Today is the 40th year anniversary of the passage of the Clean Air Act. This landmark legislation, which Congress revised and expanded in 1990, provides the Environmental Protection Agency (EPA) with the authority to regulate air pollutant emissions. EPA is celebrating the Clean Air Act’s anniversary today, by touting the health and environmental benefits achieved under the act over the past 40 years. According to EPA, these achievements include significant health benefits to children, improved air quality and public health, cleaner cars, trucks and transportation, combating acid rain, cleaner power plants, reducing industrial toxic air pollution, and reducing skin cancer by protecting the ozone layer.
On Feb. 17, the U.S. Environmental Protection Agency issued the first new emission guidelines for stationary diesel engines. The final rules, which were years in the making and closely watched by the industry, may affect as many as 900,000 small diesel engines used primarily in agricultural and industrial activities to generate electricity for compressors and pumps.

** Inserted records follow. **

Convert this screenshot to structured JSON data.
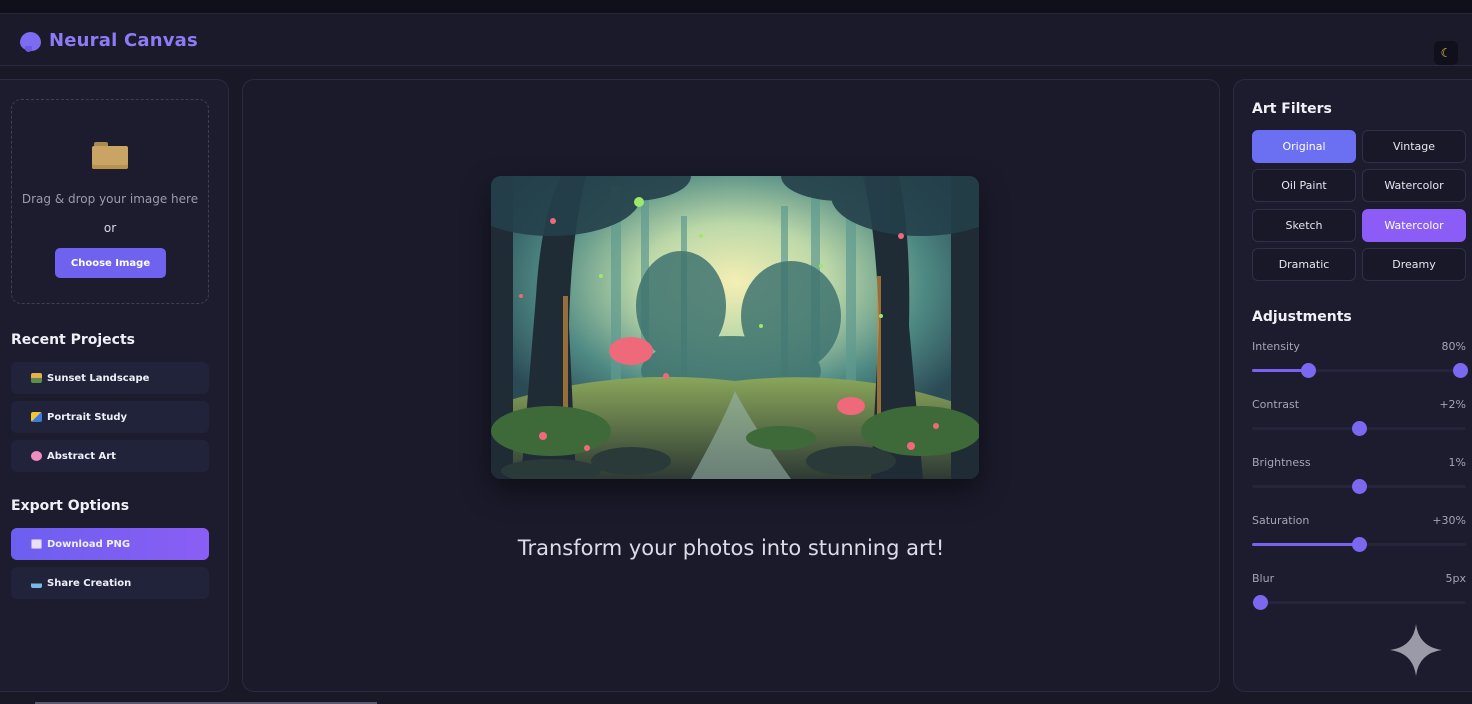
{
  "app": {
    "title": "Neural Canvas",
    "theme_toggle_icon": "moon-icon"
  },
  "upload": {
    "icon": "folder-icon",
    "drop_text": "Drag & drop your image here",
    "or_text": "or",
    "choose_label": "Choose Image"
  },
  "recent": {
    "title": "Recent Projects",
    "items": [
      {
        "label": "Sunset Landscape",
        "icon": "landscape-icon"
      },
      {
        "label": "Portrait Study",
        "icon": "portrait-icon"
      },
      {
        "label": "Abstract Art",
        "icon": "flower-icon"
      }
    ]
  },
  "export": {
    "title": "Export Options",
    "items": [
      {
        "label": "Download PNG",
        "icon": "download-icon",
        "active": true
      },
      {
        "label": "Share Creation",
        "icon": "share-icon",
        "active": false
      }
    ]
  },
  "canvas": {
    "image_subject": "forest-painting",
    "tagline": "Transform your photos into stunning art!"
  },
  "filters": {
    "title": "Art Filters",
    "items": [
      {
        "label": "Original",
        "selected": "primary"
      },
      {
        "label": "Vintage",
        "selected": "none"
      },
      {
        "label": "Oil Paint",
        "selected": "none"
      },
      {
        "label": "Watercolor",
        "selected": "none"
      },
      {
        "label": "Sketch",
        "selected": "none"
      },
      {
        "label": "Watercolor",
        "selected": "secondary"
      },
      {
        "label": "Dramatic",
        "selected": "none"
      },
      {
        "label": "Dreamy",
        "selected": "none"
      }
    ]
  },
  "adjustments": {
    "title": "Adjustments",
    "items": [
      {
        "label": "Intensity",
        "value": "80%",
        "level": 0.26,
        "filled": true
      },
      {
        "label": "Contrast",
        "value": "+2%",
        "level": 0.5,
        "filled": false
      },
      {
        "label": "Brightness",
        "value": "1%",
        "level": 0.5,
        "filled": false
      },
      {
        "label": "Saturation",
        "value": "+30%",
        "level": 0.5,
        "filled": true
      },
      {
        "label": "Blur",
        "value": "5px",
        "level": 0.0,
        "filled": false
      }
    ]
  },
  "colors": {
    "accent": "#6f62ee",
    "accent_purple": "#8b5cf6",
    "background": "#181827",
    "panel": "#1c1c2e"
  }
}
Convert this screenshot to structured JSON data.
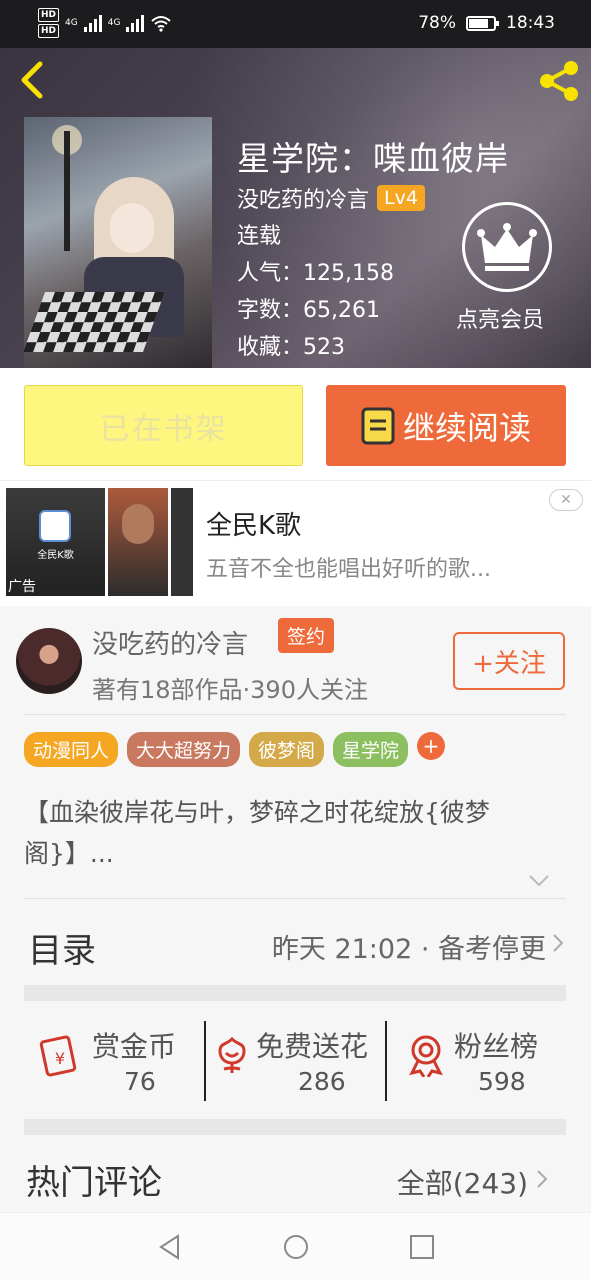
{
  "status_bar": {
    "network_1": "4G",
    "network_2": "4G",
    "battery": "78%",
    "battery_level": 0.78,
    "time": "18:43"
  },
  "book": {
    "title": "星学院：喋血彼岸",
    "author": "没吃药的冷言",
    "level": "Lv4",
    "status": "连载",
    "popularity": "人气：125,158",
    "word_count": "字数：65,261",
    "favorites": "收藏：523",
    "vip_label": "点亮会员"
  },
  "actions": {
    "shelf_label": "已在书架",
    "read_label": "继续阅读"
  },
  "ad": {
    "title": "全民K歌",
    "description": "五音不全也能唱出好听的歌...",
    "tag": "广告",
    "close": "✕",
    "thumb_text": "全民K歌"
  },
  "author_info": {
    "name": "没吃药的冷言",
    "sign_badge": "签约",
    "stats": "著有18部作品·390人关注",
    "follow_label": "+关注"
  },
  "tags": [
    {
      "label": "动漫同人",
      "color": "#f5a623"
    },
    {
      "label": "大大超努力",
      "color": "#c9795f"
    },
    {
      "label": "彼梦阁",
      "color": "#d4a94a"
    },
    {
      "label": "星学院",
      "color": "#8cbf5f"
    }
  ],
  "synopsis": "【血染彼岸花与叶，梦碎之时花绽放{彼梦阁}】...",
  "toc": {
    "label": "目录",
    "update": "昨天 21:02 · 备考停更"
  },
  "stats": [
    {
      "label": "赏金币",
      "value": "76",
      "icon": "coin-envelope-icon"
    },
    {
      "label": "免费送花",
      "value": "286",
      "icon": "flower-icon"
    },
    {
      "label": "粉丝榜",
      "value": "598",
      "icon": "medal-icon"
    }
  ],
  "comments": {
    "title": "热门评论",
    "all_label": "全部(243)"
  },
  "colors": {
    "accent": "#ee6a3a",
    "shelf_bg": "#fef67f",
    "level_badge": "#f5a623"
  }
}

According to the EPA, the new rules are designed to cut toxic emissions and safeguard public health by cutting down on heart attacks, asthma and respiratory diseases caused by diesel engine emissions. Specifically, the rules seek to cut emissions of formaldehyde, benzene, acrolein and other air pollutants suspected to cause cancer and other health problems.
The South Coast Air Quality Management District (SCAQMD) is considering a new rule that would create an unprecedented, additional new hurdle for real estate development in Southern California. In addition to the already cumbersome and protracted local land use permitting process every major development must navigate, the District’s proposed SCAQMD Rule 2301 would impose a new, required approval process that has the potential to constrain the size of new real estate projects and further prolong the project approval process. (Click here to read.)